Up to this point in time I’d only seen one of director Masaki Kobayashi’s films. One that comes with my highest recommendation, Samurai Rebellion, starring the legendary Toshiro Mifune. With my two sons devouring classics of Japanese cinema as of late including the 26 Zatoichi films which I also found to be immensely entertaining as well as Kurosawa titles and various Yakuza thrillers, they presented me with this Tatsuya Nakadai starring effort. Both of them needling me that it’s a must see.
And right they were.
It’s an eerie start to this tale that sends us back to 1630. With peace in the land there is little employment for the samurai who live by a code of honor where “a samurai’s word is his bond.” Leading player Nakadai is a one time samurai who has fallen on hard times. Slovenly dressed he’ll arrive at the estate of a Feudal Lord overseen by Rentaro Mikuni looking to commit harakiri (ritual suicide) in the estate’s inner square. Before admittance he’s told the story of a previous samurai looking to do the same thing. And so begins the first of many flashback sequences that will eventually take us full circle back to Nakadai and the present.
In our first look back in time a young man, Akira Ishihama, presents himself at the estate looking to kill himself. We’re to soon learn that he’s gambling on a handout and to be sent on his way. But what awaits him is a Lord who has little use for the one time samurai warriors who have turned beggars arriving at his door looking for charity. He and a trio of trusted men under his command call Akira’s bluff and escort him into the courtyard where he is to kill himself. Worse still is they know that the sword he carries is one of bamboo which will only lead the young man to an agonizing death. Despite the young man’s desire to postpone his death he is all but forced to fall on his bamboo sword in what is literally a stomach turning sequence that still holds up nearly 60 year later.
Nakadai assures the storyteller he has no desire to back out of his commitment. He is then led into the yard where the Lord and his samurai gather round to watch. When Nakadai asks for a specific trio of “seconds” to assist in his demise he is told that all three are not available to behead him when called upon.

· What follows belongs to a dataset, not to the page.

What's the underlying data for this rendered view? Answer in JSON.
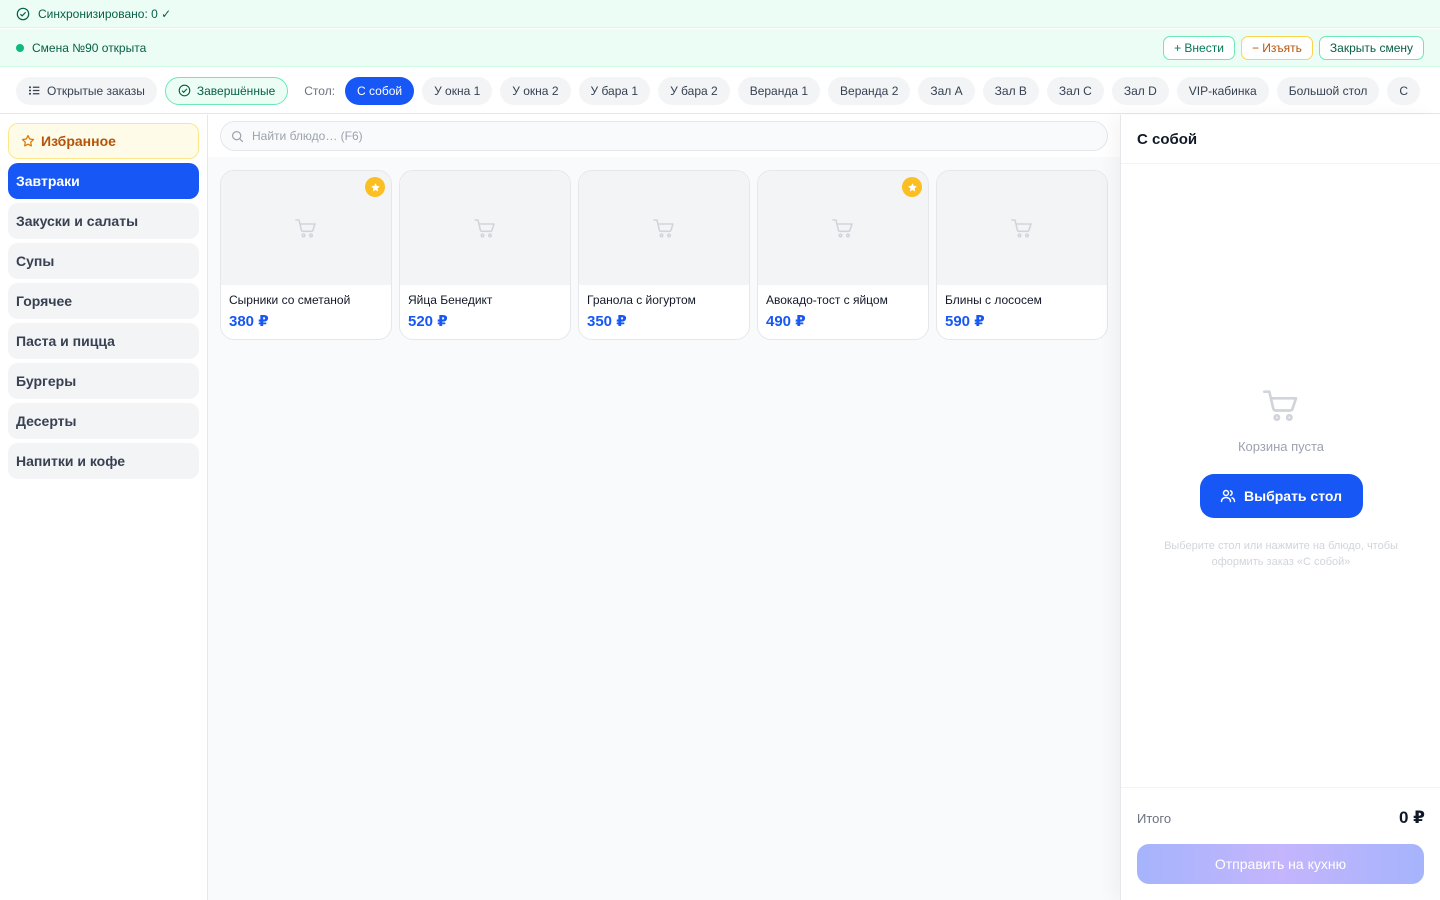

Now it’s time for the mystery to unravel when Nakadai begins to tell his own story which sends us back in time to our next flashback. He was a celebrated samurai raising a daughter on his own and when his Master is exiled he finds himself without employment. When a fellow samurai kills himself, his dying wish it that his only son be raised by Nakadai.
That son turned out to be Akira Ishihama.
And so the heat and tension begin to rise in the courtyard.
There are plenty more mysteries to come but this is as far as I go not wanting to play spoiler. On the edge of my seat from the opening sequence, Harakiri, with it’s slow moving camera and pacing keeps the tension on a slow yet steady rise until the explosive finale. Matching the camera work is a nerve striking score by Toru Takemitsu.
I’ll freely admit to having less to say about those involved in the production. Mainly because I’m not well versed in the names of Japanese cinema beyond the ones that have made their way to the mainstream here in North America like Mifune, Kurosawa and the monsters of Toho. It’s because of Nakadai’s association with Mifune and Kurosawa that I’m aware of his presence in film. His connection to the famous director goes back to his film debut as an unbilled extra in The Seven Samurai, appearing opposite Mifune in a trio of Kurosawa classics, Yojimbo (1961), Sanjuro (1962) and High and Low (1963). He’ d graduate to the lead roles in later Kurosawa films Kagemusha (1980) and Ran (1985). Nakadai even turned up in one of those Zatoichi films I so enjoyed earlier this year.
I suspect there are plenty more films with Mr. Nakadai that are worth hunting down so please feel free with any recommendations you might have.
Now back to the director Kobayashi, I know what you specialists in Japanese cinema are thinking. “He said he’s only seen one of the director’s films and it’s the superior Samurai Rebellion. But why the hell hasn’t he yet seen the highly rated Kwaidan?”
Yes I know, I’ll get to it and yes indeed, we have a copy in the house thanks to Number 1 and Number 2 sons, Ethan and Kirk, who have begun collecting numerous titles of classic Japanese cinema. The film was an award winner at the Cannes Film Festival while the director was a Nominee for the Palme d’Or. I’ve no idea how easy it is to get a copy of Harakiri but concur with my sons that it’s a cinematic journey well worth embarking on.